This post has been updated.

Earlier this week, Brandeis University became the latest in a long line of academic institutions to receive a “list of demands” from its allegedly beleaguered student body. Saying that “we [Brandeis has] failed our black students,” “Concerned Students 2015” released a laundry list of demands to the administration that included a minimum wage increase for student employees, and the appointment of a VP of “Diversity and Inclusion.”

Students have since marched on various buildings, and are currently occupying (at some level) the public areas of the administration building. Since this is college, I feel free to assume that this has caused a certain amount of uproar when it comes to attendance policies.

Never fear—Brandeis has the situation under control. Interim Provost and Senior Vice President for Academic Affairs Irving R. Epstein sent an email to the faculty last night giving them “discretion in regard to class attendance and completion of academic work.”

Here’s a screenshot of the email (I’ve blacked out email addresses):

(This screenshot has been updated to show the sender, recipient, subject line, etc.)

(This screenshot has been updated to show the sender, recipient, subject line, etc.)

Who needs class when there’s a narrative to fight for?

***Updates***

Let’s keep in mind that this is coming from the university whose student body rose up in protest against a…microaggressive?…protest against…microaggressions.

I think I got that right. Essentially, one group of students protested another group of students’ free speech installation highlighting “microaggressions” commonly heard used in conjunction with Asian and Asian-American students. Apparently, the examples of microaggressions were far too microaggressive to be allowed.

Yes, really. Students were “triggered,” complaints were wailed, and apologies were handed out in turn. I repeat this story here not to make everyone really confused about who microaggressed who, but to emphasize that we’re not dealing with a rational community.

That label applies to both the student body, and apparently, the administration. I support liberal speech policies, but the actions of these students coupled with the response from the administration tells me we’ve gone beyond the boundaries of “expression” and into territory that negates entirely the point and purpose of higher education—that is, to actually be educated.

At Brandeis, indulgence reigns supreme.

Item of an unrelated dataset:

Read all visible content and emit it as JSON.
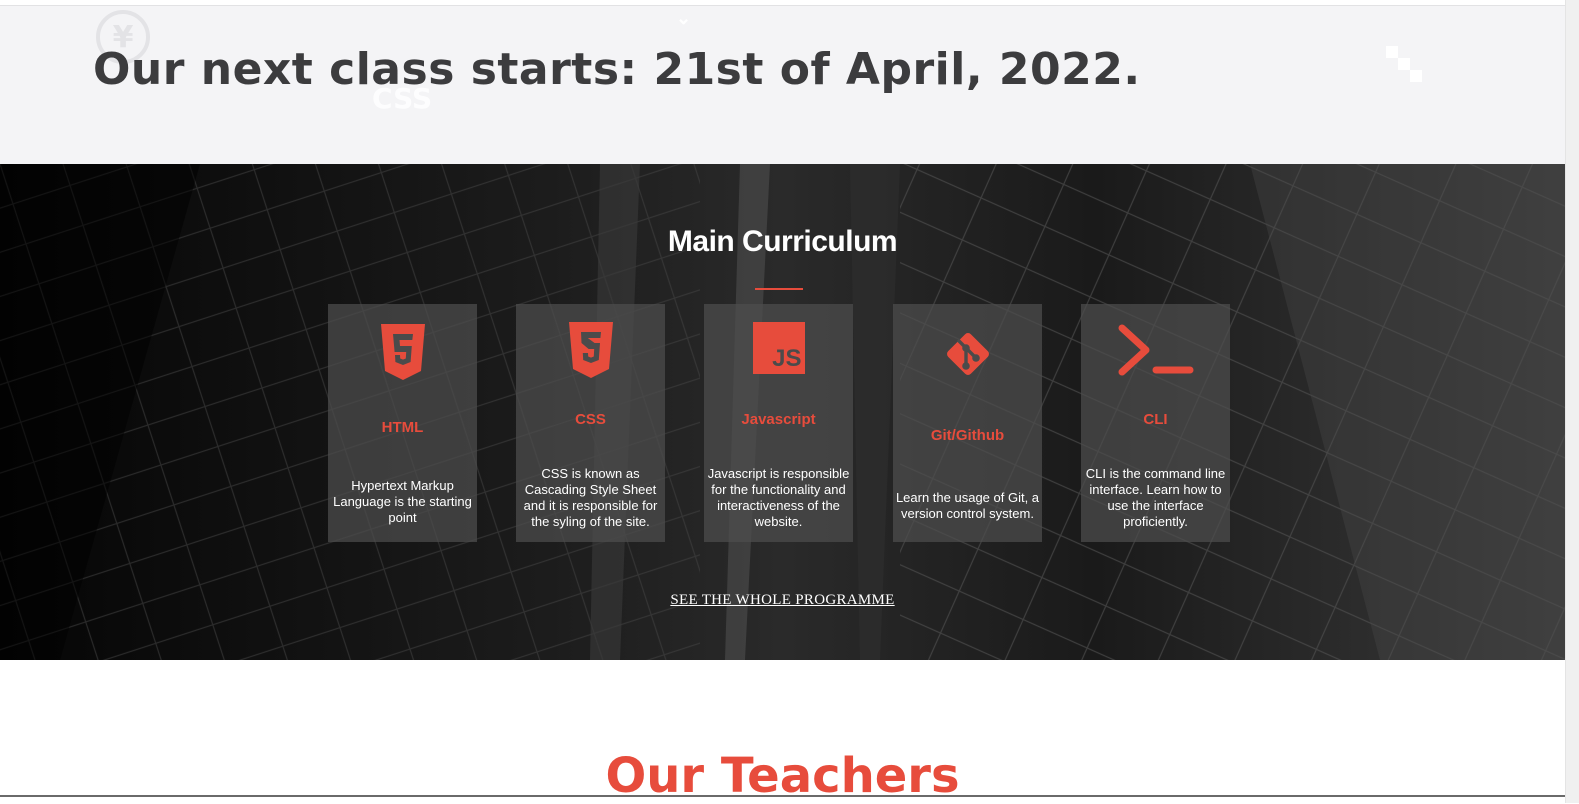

What a way to waste four years.

Follow Amy on Twitter @ThatAmyMiller